Data section »
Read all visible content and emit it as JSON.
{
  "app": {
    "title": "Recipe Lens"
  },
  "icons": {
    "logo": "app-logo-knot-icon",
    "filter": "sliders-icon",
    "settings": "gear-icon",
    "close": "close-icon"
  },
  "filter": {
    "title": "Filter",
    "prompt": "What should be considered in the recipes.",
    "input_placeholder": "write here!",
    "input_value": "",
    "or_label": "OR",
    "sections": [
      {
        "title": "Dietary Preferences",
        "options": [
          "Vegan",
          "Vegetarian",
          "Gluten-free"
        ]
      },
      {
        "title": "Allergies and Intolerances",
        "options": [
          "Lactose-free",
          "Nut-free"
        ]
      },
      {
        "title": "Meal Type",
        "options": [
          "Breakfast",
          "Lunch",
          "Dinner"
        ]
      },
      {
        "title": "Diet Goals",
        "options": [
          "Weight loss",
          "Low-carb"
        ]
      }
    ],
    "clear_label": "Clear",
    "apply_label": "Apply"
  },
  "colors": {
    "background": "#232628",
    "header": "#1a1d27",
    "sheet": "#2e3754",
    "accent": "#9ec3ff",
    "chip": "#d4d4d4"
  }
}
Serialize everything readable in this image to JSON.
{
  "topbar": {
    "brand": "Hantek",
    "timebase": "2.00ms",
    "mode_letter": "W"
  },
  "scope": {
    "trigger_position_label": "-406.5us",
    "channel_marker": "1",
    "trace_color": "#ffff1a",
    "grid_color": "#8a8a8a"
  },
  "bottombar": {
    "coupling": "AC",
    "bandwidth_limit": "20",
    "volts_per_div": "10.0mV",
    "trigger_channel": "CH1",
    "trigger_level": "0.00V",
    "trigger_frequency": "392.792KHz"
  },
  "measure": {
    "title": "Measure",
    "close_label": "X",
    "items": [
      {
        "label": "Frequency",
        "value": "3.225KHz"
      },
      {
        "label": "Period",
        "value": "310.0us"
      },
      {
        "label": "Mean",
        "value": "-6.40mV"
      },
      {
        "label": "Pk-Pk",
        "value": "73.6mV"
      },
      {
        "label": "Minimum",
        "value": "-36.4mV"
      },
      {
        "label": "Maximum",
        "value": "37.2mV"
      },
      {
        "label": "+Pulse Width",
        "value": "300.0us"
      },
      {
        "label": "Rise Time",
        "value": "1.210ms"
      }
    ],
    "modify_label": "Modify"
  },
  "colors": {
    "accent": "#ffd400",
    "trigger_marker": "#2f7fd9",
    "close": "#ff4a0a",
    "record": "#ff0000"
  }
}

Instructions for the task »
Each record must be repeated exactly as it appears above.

Response to this task »
Read all visible content and emit it as JSON.
{
  "app": {
    "title": "Recipe Lens"
  },
  "icons": {
    "logo": "app-logo-knot-icon",
    "filter": "sliders-icon",
    "settings": "gear-icon",
    "close": "close-icon"
  },
  "filter": {
    "title": "Filter",
    "prompt": "What should be considered in the recipes.",
    "input_placeholder": "write here!",
    "input_value": "",
    "or_label": "OR",
    "sections": [
      {
        "title": "Dietary Preferences",
        "options": [
          "Vegan",
          "Vegetarian",
          "Gluten-free"
        ]
      },
      {
        "title": "Allergies and Intolerances",
        "options": [
          "Lactose-free",
          "Nut-free"
        ]
      },
      {
        "title": "Meal Type",
        "options": [
          "Breakfast",
          "Lunch",
          "Dinner"
        ]
      },
      {
        "title": "Diet Goals",
        "options": [
          "Weight loss",
          "Low-carb"
        ]
      }
    ],
    "clear_label": "Clear",
    "apply_label": "Apply"
  },
  "colors": {
    "background": "#232628",
    "header": "#1a1d27",
    "sheet": "#2e3754",
    "accent": "#9ec3ff",
    "chip": "#d4d4d4"
  }
}
Serialize everything readable in this image to JSON.
{
  "topbar": {
    "brand": "Hantek",
    "timebase": "2.00ms",
    "mode_letter": "W"
  },
  "scope": {
    "trigger_position_label": "-406.5us",
    "channel_marker": "1",
    "trace_color": "#ffff1a",
    "grid_color": "#8a8a8a"
  },
  "bottombar": {
    "coupling": "AC",
    "bandwidth_limit": "20",
    "volts_per_div": "10.0mV",
    "trigger_channel": "CH1",
    "trigger_level": "0.00V",
    "trigger_frequency": "392.792KHz"
  },
  "measure": {
    "title": "Measure",
    "close_label": "X",
    "items": [
      {
        "label": "Frequency",
        "value": "3.225KHz"
      },
      {
        "label": "Period",
        "value": "310.0us"
      },
      {
        "label": "Mean",
        "value": "-6.40mV"
      },
      {
        "label": "Pk-Pk",
        "value": "73.6mV"
      },
      {
        "label": "Minimum",
        "value": "-36.4mV"
      },
      {
        "label": "Maximum",
        "value": "37.2mV"
      },
      {
        "label": "+Pulse Width",
        "value": "300.0us"
      },
      {
        "label": "Rise Time",
        "value": "1.210ms"
      }
    ],
    "modify_label": "Modify"
  },
  "colors": {
    "accent": "#ffd400",
    "trigger_marker": "#2f7fd9",
    "close": "#ff4a0a",
    "record": "#ff0000"
  }
}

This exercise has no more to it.